Stickin' it to the man since 1927.
From chain-smoking G.I.s to grad schools and the Peace Corps
By Ashley Klann
We’ve been stickin’ it to the man since 1927, but over the decades, The Scarlet has changed in many ways since it was first published. But then again, some things never change. “From the Archives” will be a semester-long look at when things were different and how The Scarlet became what it is today. Clarkies of the past have Spreed like the best of us, enjoyed nice weather on the Green, and sweated to death in the JC, and although we are all intrinsically linked by our alma mater, Clark and its students have changed over the years. And The Scarlet has served both as a record and a changing entity of its own.
Open any recent Scarlet, and you’ll find your share of advertising. Just like any other publication (even those funded by universities) we profit from advertisers to sustain ourselves. Graduate schools, technical programs, Spiritual Haze, the Peace Corps, and MTV’s Real World are just a few of the things have that we have advertised. As mundane as these sound, The Scarlet’s advertising wasn’t always so grey.
Imagine opening Clark’s student newspaper and seeing Santa with a carton of cigarettes. Or a G.I. drinking a refreshing Coca-Cola. What if Clark itself took out an ad in The Scarlet? Or the English department was recommending what dictionary you should get next semester.
Advertising has changed a lot over the years, and while the tactics therein are much more honed and are designed to seem less deliberate, they have always been a part of print journalism, whether we like it or not.
Back when The Scarlet was a broadsheet-style newspaper, when jovial cigarette ads without surgeon general warnings were still legal and widely printed, Chesterfield’s cigarettes took out two nearly full-page advertisements in each issue. Pages 2 and 4 were almost entirely devoted to letting the male students of Clark College know what cigarettes one should smoke if they’re planning on attending the dance or want to be taken seriously. Lucky Strike was the top selling cigarette in the United States during the 1930s and was also featured frequently in our pages during that time.
The last cigarette ad we see after a long hiatus of the incredibly traditional, heteronormative ones of the 40s and 50s is in the 60s, detailing a new improved warning label, divulging what we now consider common knowledge.

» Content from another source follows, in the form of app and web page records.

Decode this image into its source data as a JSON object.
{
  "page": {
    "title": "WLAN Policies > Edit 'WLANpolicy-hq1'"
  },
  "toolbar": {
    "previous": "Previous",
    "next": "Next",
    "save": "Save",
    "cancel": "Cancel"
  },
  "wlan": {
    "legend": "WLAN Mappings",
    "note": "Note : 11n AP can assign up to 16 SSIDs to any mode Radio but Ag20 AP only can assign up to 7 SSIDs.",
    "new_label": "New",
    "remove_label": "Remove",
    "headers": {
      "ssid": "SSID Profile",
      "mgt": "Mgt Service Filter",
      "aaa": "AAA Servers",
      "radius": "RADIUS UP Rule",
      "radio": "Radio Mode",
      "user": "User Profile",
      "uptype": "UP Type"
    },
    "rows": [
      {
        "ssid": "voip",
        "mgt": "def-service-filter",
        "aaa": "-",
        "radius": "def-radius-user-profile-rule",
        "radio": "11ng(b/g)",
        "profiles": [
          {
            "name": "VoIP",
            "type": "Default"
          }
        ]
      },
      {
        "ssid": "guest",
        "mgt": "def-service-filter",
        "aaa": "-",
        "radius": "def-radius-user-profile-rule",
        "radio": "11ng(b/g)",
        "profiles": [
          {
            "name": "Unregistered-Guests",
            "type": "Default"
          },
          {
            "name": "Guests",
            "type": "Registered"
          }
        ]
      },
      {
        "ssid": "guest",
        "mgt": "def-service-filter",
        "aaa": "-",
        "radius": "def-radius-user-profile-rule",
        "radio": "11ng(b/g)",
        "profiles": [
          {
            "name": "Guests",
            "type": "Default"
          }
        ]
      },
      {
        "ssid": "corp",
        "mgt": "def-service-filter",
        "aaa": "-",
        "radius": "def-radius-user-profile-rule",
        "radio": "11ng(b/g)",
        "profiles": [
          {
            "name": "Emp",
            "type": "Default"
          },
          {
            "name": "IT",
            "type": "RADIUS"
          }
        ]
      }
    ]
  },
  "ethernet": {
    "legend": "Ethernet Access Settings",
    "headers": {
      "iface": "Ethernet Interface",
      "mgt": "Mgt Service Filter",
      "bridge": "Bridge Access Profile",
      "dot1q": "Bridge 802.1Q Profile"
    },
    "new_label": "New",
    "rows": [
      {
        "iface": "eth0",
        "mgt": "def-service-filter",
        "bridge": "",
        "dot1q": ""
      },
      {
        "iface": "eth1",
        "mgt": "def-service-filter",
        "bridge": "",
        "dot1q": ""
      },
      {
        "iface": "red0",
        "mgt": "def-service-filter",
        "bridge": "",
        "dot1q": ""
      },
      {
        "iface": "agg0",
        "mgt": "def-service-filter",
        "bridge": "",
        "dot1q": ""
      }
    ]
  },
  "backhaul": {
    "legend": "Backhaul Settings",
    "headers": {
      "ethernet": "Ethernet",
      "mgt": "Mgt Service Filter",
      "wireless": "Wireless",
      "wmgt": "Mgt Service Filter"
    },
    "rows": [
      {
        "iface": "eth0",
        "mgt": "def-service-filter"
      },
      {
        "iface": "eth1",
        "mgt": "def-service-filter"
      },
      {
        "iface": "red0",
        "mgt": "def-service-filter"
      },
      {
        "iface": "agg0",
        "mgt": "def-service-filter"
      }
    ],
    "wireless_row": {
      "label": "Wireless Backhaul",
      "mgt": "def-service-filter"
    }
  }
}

Former Editor-in-Chief, Alyssa Sunkin ’07, remarked that the current layout puts a much needed emphasis on content, and not ads. Indeed, pulling out some older issues reveals that advertising had much more presence in the paper than we give it now.
As late as the 70s, when the paper was still in that same format, editors were aware of how detrimental tons of advertising was to the effectiveness of their content. The April 1, 1971 Scarlet’s “inside this issue” included a “Contest of the Week: pick your favorite ad.” Page 3 was entirely full.
Advertising gives us an idea of the changes in what is acceptable and captivating.
Surely now the average viewer is too informed and guarded to fall to any of these old ads. Now we’re able to laugh at images of quintessential American businessmen and housewives, Santa, and military officials used to sell items in the past.
The military’s presence in advertising didn’t end with the Chesterfield and Coca-Cola ads. The Scarlet also advertised war bonds during Valentine’s Day. “On Valentine’s Day, remember Uncle Sam, too!” reads a front page ad from 1942. The text is accompanied by a drawing of cupid, having put down his bow and arrows in favor of a helmet and gun.
The military didn’t stop there. Issues were covered in sneakily placed “advertorials,” or advertisements that look like legitimate news stories due to text and layout.
One from the 40s made an appeal “to the women of Clark University” only two years after their acceptance to our school. The message, which I’m sure was reprinted to fit a number of campus papers, states that no group is more effectual in aiding the war effort than young college-educated women.
The advertisements in a publication can also give insight to happenings outside the paper. Beside the changing scripts of advertisements, military action, and government and societal reactions to the dangers of smoking, one can also get a sense of what things were like around campus for Clarkies of the past.
In the first broadsheet volume of The Clark News, L.B. Wheaton’s, a camera supply store still in business on Park Ave. was clustered together with a few other ads. Other common ads pointed Clark gentlemen to all the right places to get your portrait taken or your suit tailored.
Many markets in the area have since gone out of business, and The College Newsroom has been replaced by Annie’s. And let’s not forget about Thornby’s Lunch – “Where all Clark men and their friends eat after the game or dance,” …back when Clark men and their friends went to games and dances.
More modern ads chronicle the breakthrough technology of the time, let students know where to buy apartment furnishings, and offer coupons to the Blarney Stone when they had disco night.
Overall, advertisements are something that in the moment may not seem so significant, but are highly indicative of outside culture and day-to-day life.
Next week, we will look at the founding wishes of Jonas Clark and what’s changed since he left. Modern Clark wouldn’t have suited his will, and we’ll find out why.